Exclude all pictures from your copy of the data below, which should otherwise match exactly.

[Entries from a dataset of interfaces]
--- --- ---
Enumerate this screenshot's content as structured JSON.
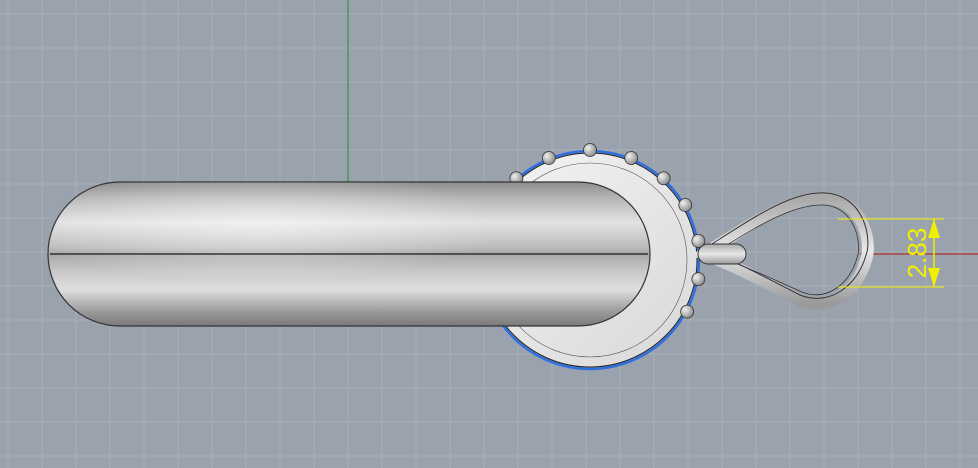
{
  "viewport": {
    "background": "#9aa3ad",
    "grid_color": "#a7afb8",
    "axis_y_color": "#2f9e2f",
    "axis_x_color": "#b03030"
  },
  "model": {
    "body_color": "#c4c4c4",
    "disc_color": "#ececec",
    "selection_color": "#2f6fe0"
  },
  "dimension": {
    "value": "2.83",
    "color": "#f0f000"
  }
}
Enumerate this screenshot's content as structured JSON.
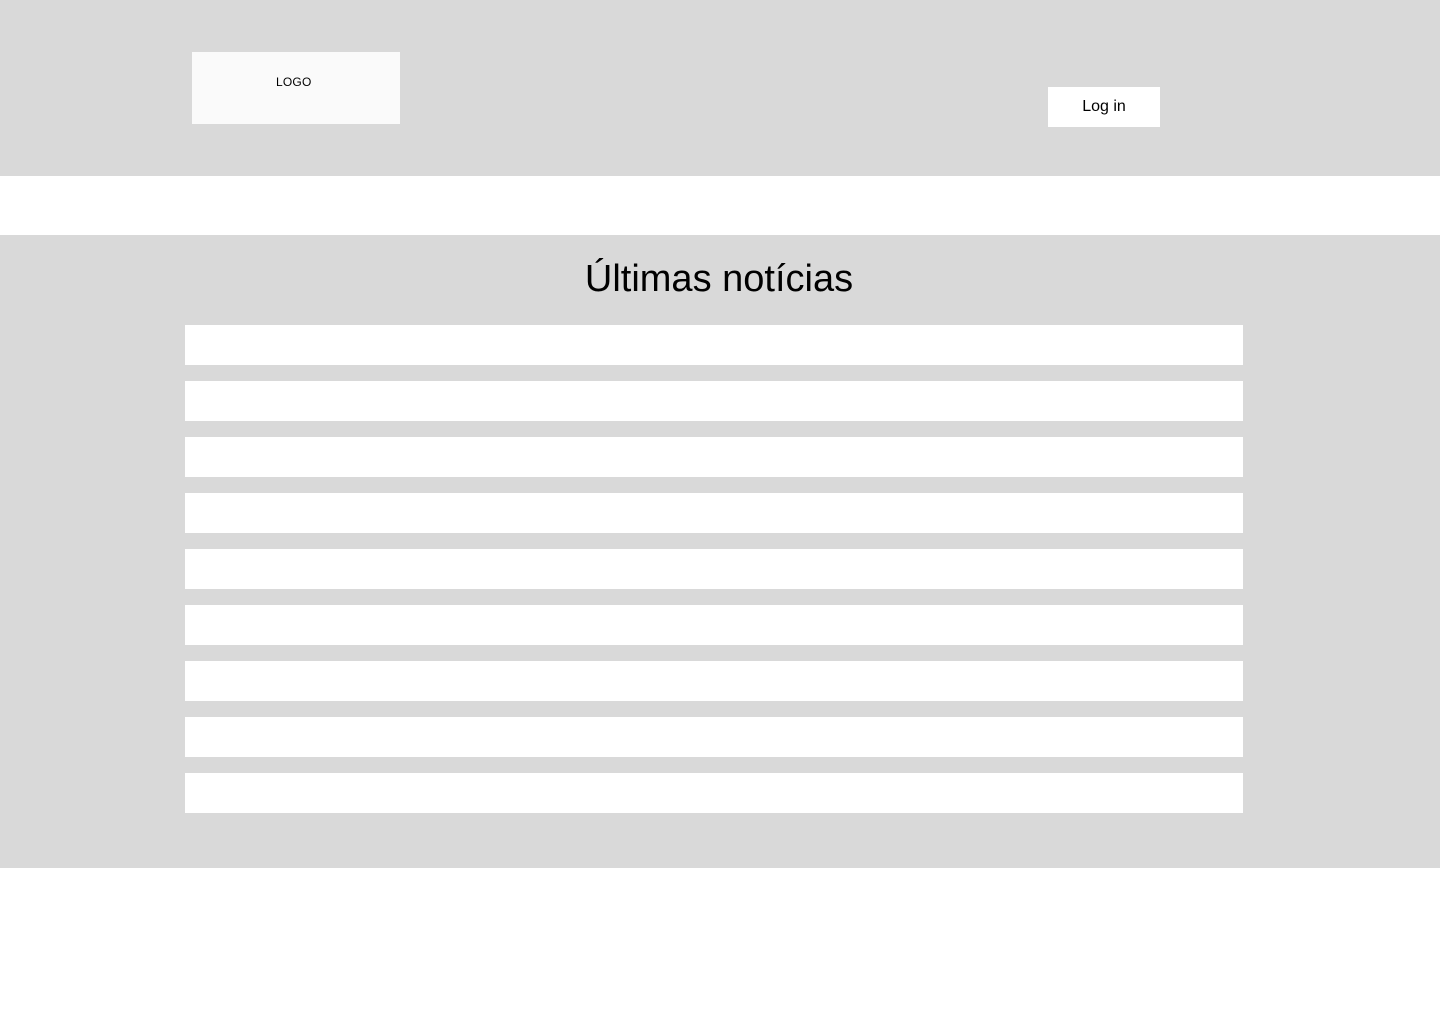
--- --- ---
§ **RESULT FOR THIS EXERCISE**:
Enumerate this screenshot's content as structured JSON.
{
  "viewport": {
    "background": "#9aa3ad",
    "grid_color": "#a7afb8",
    "axis_y_color": "#2f9e2f",
    "axis_x_color": "#b03030"
  },
  "model": {
    "body_color": "#c4c4c4",
    "disc_color": "#ececec",
    "selection_color": "#2f6fe0"
  },
  "dimension": {
    "value": "2.83",
    "color": "#f0f000"
  }
}
Enumerate this screenshot's content as structured JSON.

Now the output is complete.